Last week, Standard & Poor’s financial institution analyst Mathew Pirnie said rapid growth in unsecured lending in South Africa could create problems if it grew at the same pace for an extended period.
His remarks followed an outburst by Blade Nzimande, general secretary of the South African Communist Party, who described unsecured lending by banks as "reckless" and exploitative of the working class.
In its review, the Bank said South Africa’s financial system had proved to be "relatively resilient" in the face of a volatile and uncertain global environment.
"Although the recent conjuncture is uncertain and several challenges remain, the South African financial system is relatively sound," it said.
The credit exposure of domestic banks to debt-ridden Greece, Italy, Ireland, Portugal and Spain amounted to less than 1% of their total in the fourth quarter of last year, it noted.
South African banks were also on track to meet the capital requirements of Basel 3, a new global regulatory standard to be phased in over a 10-year period from next year, the Bank said.
But it said banks would "face challenges" in meeting stricter liquidity requirements likely to result from implementation of the standard, if adjustments were not made in the transition period.
A survey carried out by the Bureau for Economic Research suggested that banks remained "risk averse" in the third and fourth quarters of last year, the review said.
At the end of the fourth quarter of last year, the largest concentration of exposure by banks was to the private household sector, followed by the financial intermediation and insurance sectors, it said.
"Given the fairly low level of consumer confidence and the burden of high levels of household debt, the growth rate of household demand remains at moderate levels," the review said.
Household debt as a ratio of disposable income dipped to 74,6% in the fourth quarter of last year from 75,6% in the third quarter, figures from the Bank have shown.
During the same period, the ratio of debt service costs to disposable income declined to 6,7% from 6,8% - well below a peak of 12,7% in the third quarter of 2008.
Lower household demand would be likely to "have a negative impact" on corporate sector earnings, the Bank said. Consumer spending is the economy’s main engine.

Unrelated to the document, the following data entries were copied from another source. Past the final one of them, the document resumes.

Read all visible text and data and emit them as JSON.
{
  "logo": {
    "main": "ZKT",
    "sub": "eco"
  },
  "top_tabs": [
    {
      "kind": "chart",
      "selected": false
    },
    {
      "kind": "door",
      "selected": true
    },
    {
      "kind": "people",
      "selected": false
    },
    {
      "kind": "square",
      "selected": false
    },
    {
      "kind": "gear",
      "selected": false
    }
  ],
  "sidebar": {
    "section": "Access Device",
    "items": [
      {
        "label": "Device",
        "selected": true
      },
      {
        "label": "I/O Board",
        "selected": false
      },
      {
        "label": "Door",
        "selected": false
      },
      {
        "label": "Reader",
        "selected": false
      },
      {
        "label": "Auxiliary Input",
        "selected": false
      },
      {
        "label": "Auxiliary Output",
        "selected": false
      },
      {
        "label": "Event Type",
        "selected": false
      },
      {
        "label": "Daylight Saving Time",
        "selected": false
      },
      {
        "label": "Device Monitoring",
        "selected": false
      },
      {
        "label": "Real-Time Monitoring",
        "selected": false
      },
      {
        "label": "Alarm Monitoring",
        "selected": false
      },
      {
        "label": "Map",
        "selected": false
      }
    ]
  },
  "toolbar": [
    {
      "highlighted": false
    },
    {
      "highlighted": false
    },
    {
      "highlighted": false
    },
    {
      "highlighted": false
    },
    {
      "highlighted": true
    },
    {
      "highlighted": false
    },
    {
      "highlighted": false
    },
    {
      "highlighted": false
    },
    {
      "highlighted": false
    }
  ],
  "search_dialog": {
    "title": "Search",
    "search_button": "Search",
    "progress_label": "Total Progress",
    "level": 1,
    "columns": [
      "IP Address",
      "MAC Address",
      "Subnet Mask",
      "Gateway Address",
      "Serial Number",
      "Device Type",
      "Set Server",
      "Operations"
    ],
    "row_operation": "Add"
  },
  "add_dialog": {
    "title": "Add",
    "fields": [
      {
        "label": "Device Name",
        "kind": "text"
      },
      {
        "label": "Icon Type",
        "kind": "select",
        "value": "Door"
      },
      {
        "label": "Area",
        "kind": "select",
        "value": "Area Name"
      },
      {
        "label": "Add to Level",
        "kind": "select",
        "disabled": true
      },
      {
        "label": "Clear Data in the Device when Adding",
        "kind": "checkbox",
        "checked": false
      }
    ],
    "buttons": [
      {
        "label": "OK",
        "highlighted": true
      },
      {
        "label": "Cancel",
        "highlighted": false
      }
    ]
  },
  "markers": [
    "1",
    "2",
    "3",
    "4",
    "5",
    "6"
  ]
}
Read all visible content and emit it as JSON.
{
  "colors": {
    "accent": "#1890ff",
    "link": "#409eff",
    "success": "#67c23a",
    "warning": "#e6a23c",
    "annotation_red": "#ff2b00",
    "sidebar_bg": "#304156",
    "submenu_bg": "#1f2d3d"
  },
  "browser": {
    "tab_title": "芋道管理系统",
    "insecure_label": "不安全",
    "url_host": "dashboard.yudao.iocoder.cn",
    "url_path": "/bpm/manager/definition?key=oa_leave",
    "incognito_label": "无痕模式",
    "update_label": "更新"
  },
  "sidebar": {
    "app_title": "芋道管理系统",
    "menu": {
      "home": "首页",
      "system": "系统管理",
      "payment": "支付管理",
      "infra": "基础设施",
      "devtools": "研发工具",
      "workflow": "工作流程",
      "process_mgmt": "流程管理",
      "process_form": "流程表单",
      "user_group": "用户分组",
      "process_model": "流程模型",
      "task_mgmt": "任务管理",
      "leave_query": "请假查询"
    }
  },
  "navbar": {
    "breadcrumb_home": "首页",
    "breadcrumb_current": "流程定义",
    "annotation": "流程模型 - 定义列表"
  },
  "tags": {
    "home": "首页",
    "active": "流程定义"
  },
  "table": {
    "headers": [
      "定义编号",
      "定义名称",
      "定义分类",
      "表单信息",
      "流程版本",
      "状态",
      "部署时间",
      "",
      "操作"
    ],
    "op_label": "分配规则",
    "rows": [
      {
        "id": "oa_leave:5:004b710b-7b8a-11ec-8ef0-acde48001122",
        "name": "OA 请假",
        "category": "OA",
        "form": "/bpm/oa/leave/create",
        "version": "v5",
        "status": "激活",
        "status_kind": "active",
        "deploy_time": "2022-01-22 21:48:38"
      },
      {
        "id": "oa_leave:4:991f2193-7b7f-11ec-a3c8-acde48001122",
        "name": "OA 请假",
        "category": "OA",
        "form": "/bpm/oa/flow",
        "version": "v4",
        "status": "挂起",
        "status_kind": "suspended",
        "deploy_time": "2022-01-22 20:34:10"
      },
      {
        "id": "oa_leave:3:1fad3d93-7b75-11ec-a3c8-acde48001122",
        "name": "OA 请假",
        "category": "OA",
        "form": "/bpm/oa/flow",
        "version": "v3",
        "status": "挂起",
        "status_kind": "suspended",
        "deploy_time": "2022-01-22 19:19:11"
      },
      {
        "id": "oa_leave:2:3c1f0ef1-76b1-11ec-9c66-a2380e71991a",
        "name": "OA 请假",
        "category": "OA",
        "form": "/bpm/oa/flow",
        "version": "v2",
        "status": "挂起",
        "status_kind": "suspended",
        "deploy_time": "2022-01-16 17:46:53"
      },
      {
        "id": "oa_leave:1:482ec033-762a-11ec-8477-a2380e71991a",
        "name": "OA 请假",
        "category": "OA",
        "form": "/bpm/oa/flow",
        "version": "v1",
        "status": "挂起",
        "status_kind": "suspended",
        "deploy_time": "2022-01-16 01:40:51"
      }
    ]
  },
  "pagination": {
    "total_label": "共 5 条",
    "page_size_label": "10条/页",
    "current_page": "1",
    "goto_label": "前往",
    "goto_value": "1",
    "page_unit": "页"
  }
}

The Reserve Bank also warned the global economic recovery could be "derailed" if oil prices remained at their "current high level".
Oil prices have rocketed by more than 10% in the year to date, although they are off their peaks hit last month.